Items from a data source:
....

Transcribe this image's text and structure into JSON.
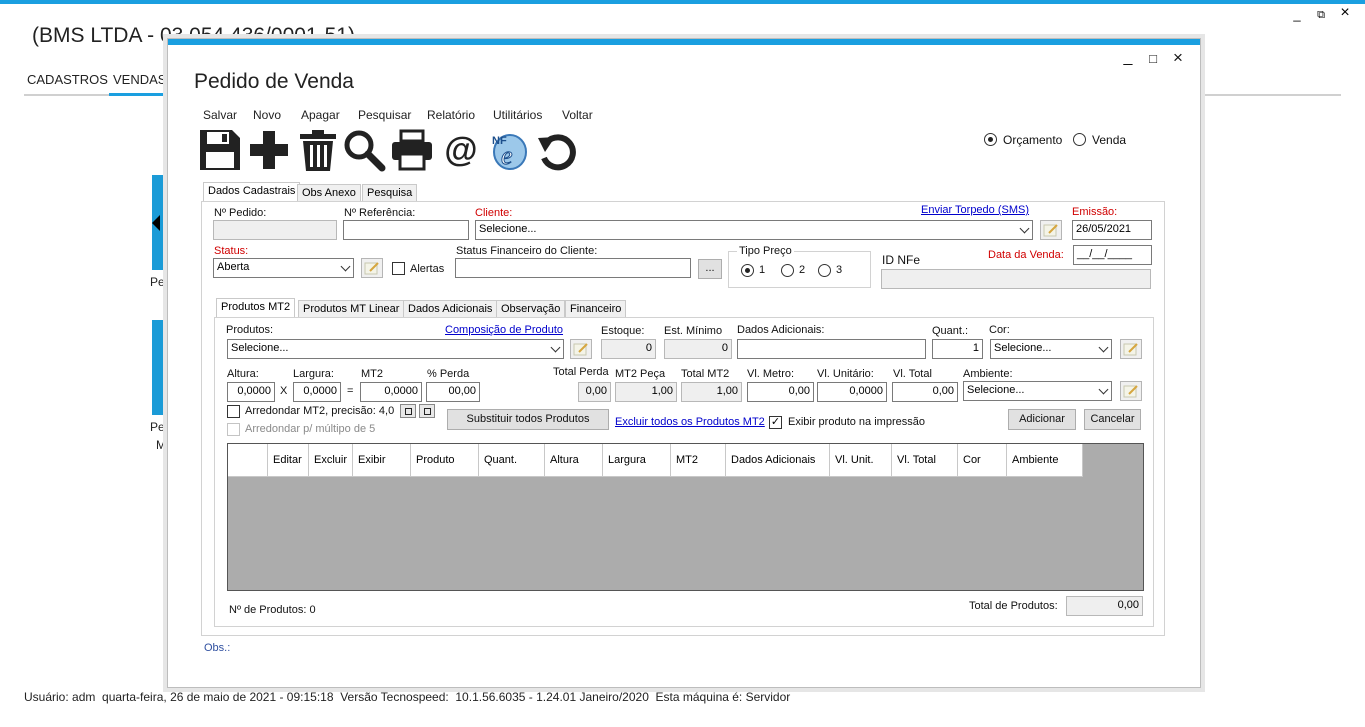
{
  "app": {
    "title": "(BMS LTDA - 03.054.436/0001-51)",
    "window_controls": {
      "minimize": "_",
      "restore": "⧉",
      "close": "×"
    },
    "menu": [
      "CADASTROS",
      "VENDAS"
    ],
    "tiles": {
      "tile1_label": "Pec",
      "tile2_label1": "Pec",
      "tile2_label2": "M"
    }
  },
  "statusbar": "Usuário: adm  quarta-feira, 26 de maio de 2021 - 09:15:18  Versão Tecnospeed:  10.1.56.6035 - 1.24.01 Janeiro/2020  Esta máquina é: Servidor",
  "dialog": {
    "title": "Pedido de Venda",
    "controls": {
      "minimize": "_",
      "maximize": "□",
      "close": "×"
    },
    "menu": {
      "salvar": "Salvar",
      "novo": "Novo",
      "apagar": "Apagar",
      "pesquisar": "Pesquisar",
      "relatorio": "Relatório",
      "utilitarios": "Utilitários",
      "voltar": "Voltar"
    },
    "toolbar_icons": [
      "save-icon",
      "add-icon",
      "trash-icon",
      "search-icon",
      "print-icon",
      "email-icon",
      "nfe-icon",
      "undo-icon"
    ],
    "tipo": {
      "orcamento": "Orçamento",
      "venda": "Venda",
      "selected": "Orçamento"
    },
    "tabs": {
      "dados": "Dados Cadastrais",
      "obs": "Obs Anexo",
      "pesquisa": "Pesquisa"
    },
    "form": {
      "pedido_label": "Nº Pedido:",
      "pedido_value": "",
      "referencia_label": "Nº Referência:",
      "referencia_value": "",
      "cliente_label": "Cliente:",
      "cliente_value": "Selecione...",
      "sms_link": "Enviar Torpedo (SMS)",
      "emissao_label": "Emissão:",
      "emissao_value": "26/05/2021",
      "status_label": "Status:",
      "status_value": "Aberta",
      "alertas_label": "Alertas",
      "status_fin_label": "Status Financeiro do Cliente:",
      "status_fin_value": "",
      "ellipsis": "...",
      "tipo_preco_label": "Tipo Preço",
      "tipo_preco_options": [
        "1",
        "2",
        "3"
      ],
      "tipo_preco_selected": "1",
      "id_nfe_label": "ID NFe",
      "id_nfe_value": "",
      "data_venda_label": "Data da Venda:",
      "data_venda_value": "__/__/____"
    },
    "sub_tabs": {
      "mt2": "Produtos MT2",
      "linear": "Produtos MT Linear",
      "adicionais": "Dados Adicionais",
      "observacao": "Observação",
      "financeiro": "Financeiro"
    },
    "produtos": {
      "produtos_label": "Produtos:",
      "produtos_value": "Selecione...",
      "composicao_link": "Composição de Produto",
      "estoque_label": "Estoque:",
      "estoque_value": "0",
      "est_min_label": "Est. Mínimo",
      "est_min_value": "0",
      "dados_adic_label": "Dados Adicionais:",
      "dados_adic_value": "",
      "quant_label": "Quant.:",
      "quant_value": "1",
      "cor_label": "Cor:",
      "cor_value": "Selecione...",
      "altura_label": "Altura:",
      "altura_value": "0,0000",
      "times": "X",
      "largura_label": "Largura:",
      "largura_value": "0,0000",
      "equals": "=",
      "mt2_label": "MT2",
      "mt2_value": "0,0000",
      "perda_label": "% Perda",
      "perda_value": "00,00",
      "total_perda_label": "Total Perda",
      "total_perda_value": "0,00",
      "mt2_peca_label": "MT2 Peça",
      "mt2_peca_value": "1,00",
      "total_mt2_label": "Total MT2",
      "total_mt2_value": "1,00",
      "vl_metro_label": "Vl. Metro:",
      "vl_metro_value": "0,00",
      "vl_unit_label": "Vl. Unitário:",
      "vl_unit_value": "0,0000",
      "vl_total_label": "Vl. Total",
      "vl_total_value": "0,00",
      "ambiente_label": "Ambiente:",
      "ambiente_value": "Selecione...",
      "arredondar_label": "Arredondar MT2, precisão: 4,0",
      "arredondar_mult_label": "Arredondar p/ múltipo de 5",
      "substituir_btn": "Substituir todos Produtos",
      "excluir_link": "Excluir todos os Produtos MT2",
      "exibir_label": "Exibir produto na impressão",
      "adicionar_btn": "Adicionar",
      "cancelar_btn": "Cancelar"
    },
    "grid_columns": [
      "",
      "Editar",
      "Excluir",
      "Exibir",
      "Produto",
      "Quant.",
      "Altura",
      "Largura",
      "MT2",
      "Dados Adicionais",
      "Vl. Unit.",
      "Vl. Total",
      "Cor",
      "Ambiente"
    ],
    "footer": {
      "n_produtos": "Nº de Produtos: 0",
      "total_label": "Total de Produtos:",
      "total_value": "0,00",
      "obs_label": "Obs.:"
    }
  },
  "colors": {
    "accent": "#1a9fe0",
    "required": "#d00000",
    "link": "#0000cc",
    "grid_bg": "#acacac"
  }
}
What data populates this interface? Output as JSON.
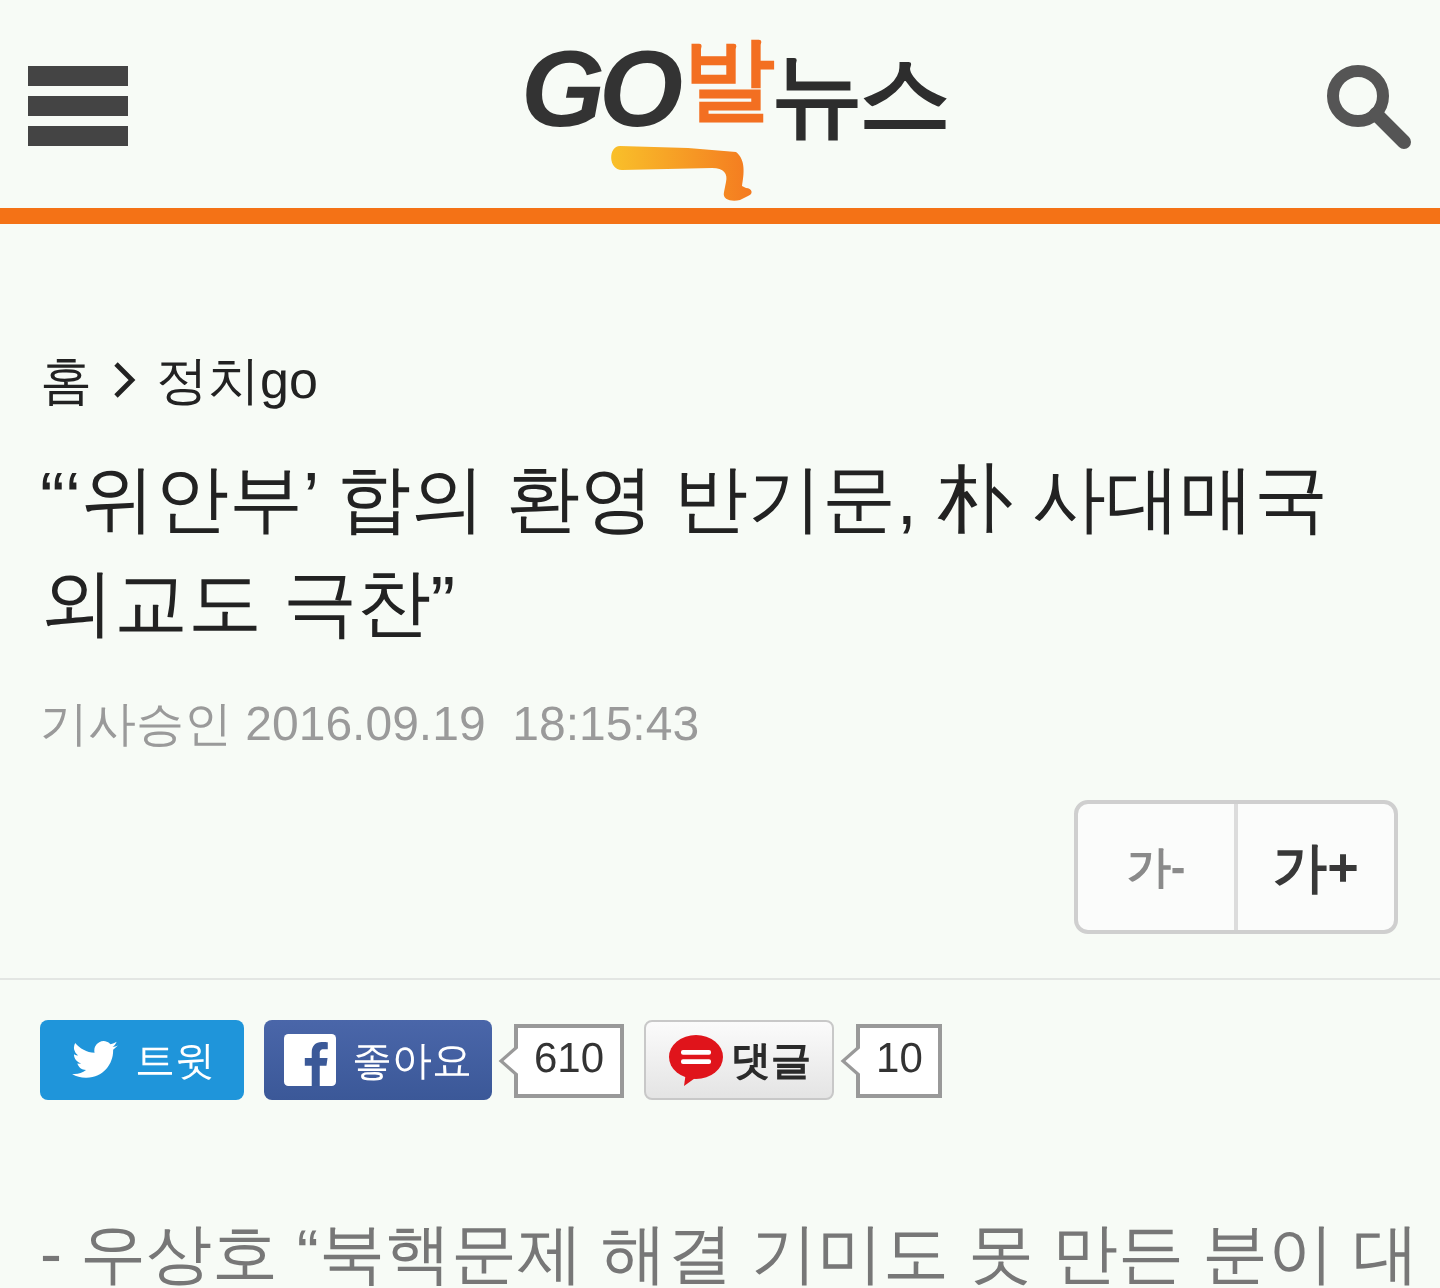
{
  "header": {
    "logo": [
      {
        "text": "GO",
        "kind": "latin"
      },
      {
        "text": "발",
        "kind": "accent"
      },
      {
        "text": "뉴스",
        "kind": "plain"
      }
    ]
  },
  "breadcrumb": [
    {
      "label": "홈"
    },
    {
      "label": "정치go"
    }
  ],
  "article": {
    "title": "“‘위안부’ 합의 환영 반기문, 朴 사대매국 외교도 극찬”",
    "published": "기사승인 2016.09.19  18:15:43"
  },
  "font_size_buttons": [
    {
      "label": "가-",
      "kind": "decrease"
    },
    {
      "label": "가+",
      "kind": "increase"
    }
  ],
  "share": [
    {
      "kind": "twitter",
      "label": "트윗"
    },
    {
      "kind": "facebook",
      "label": "좋아요",
      "count": "610"
    },
    {
      "kind": "comment",
      "label": "댓글",
      "count": "10"
    }
  ],
  "subtitle": "- 우상호 “북핵문제 해결 기미도 못 만든 분이 대"
}
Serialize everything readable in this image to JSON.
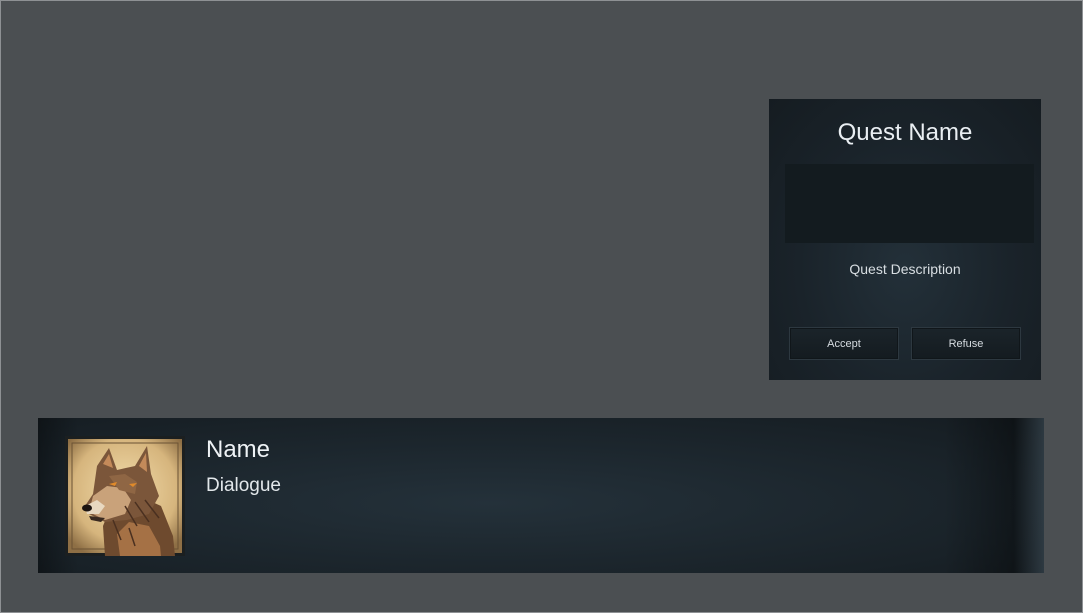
{
  "quest": {
    "title": "Quest Name",
    "description": "Quest Description",
    "accept_label": "Accept",
    "refuse_label": "Refuse"
  },
  "dialogue": {
    "speaker_name": "Name",
    "text": "Dialogue",
    "portrait_icon": "wolf-portrait-icon"
  },
  "colors": {
    "background": "#4b4f52",
    "panel": "#1a232a",
    "text": "#e9eef2"
  }
}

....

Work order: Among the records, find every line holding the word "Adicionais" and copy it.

Answer to the exercise:
      "adicionais": "Dados Adicionais",
      "dados_adic_label": "Dados Adicionais:",
      "Dados Adicionais",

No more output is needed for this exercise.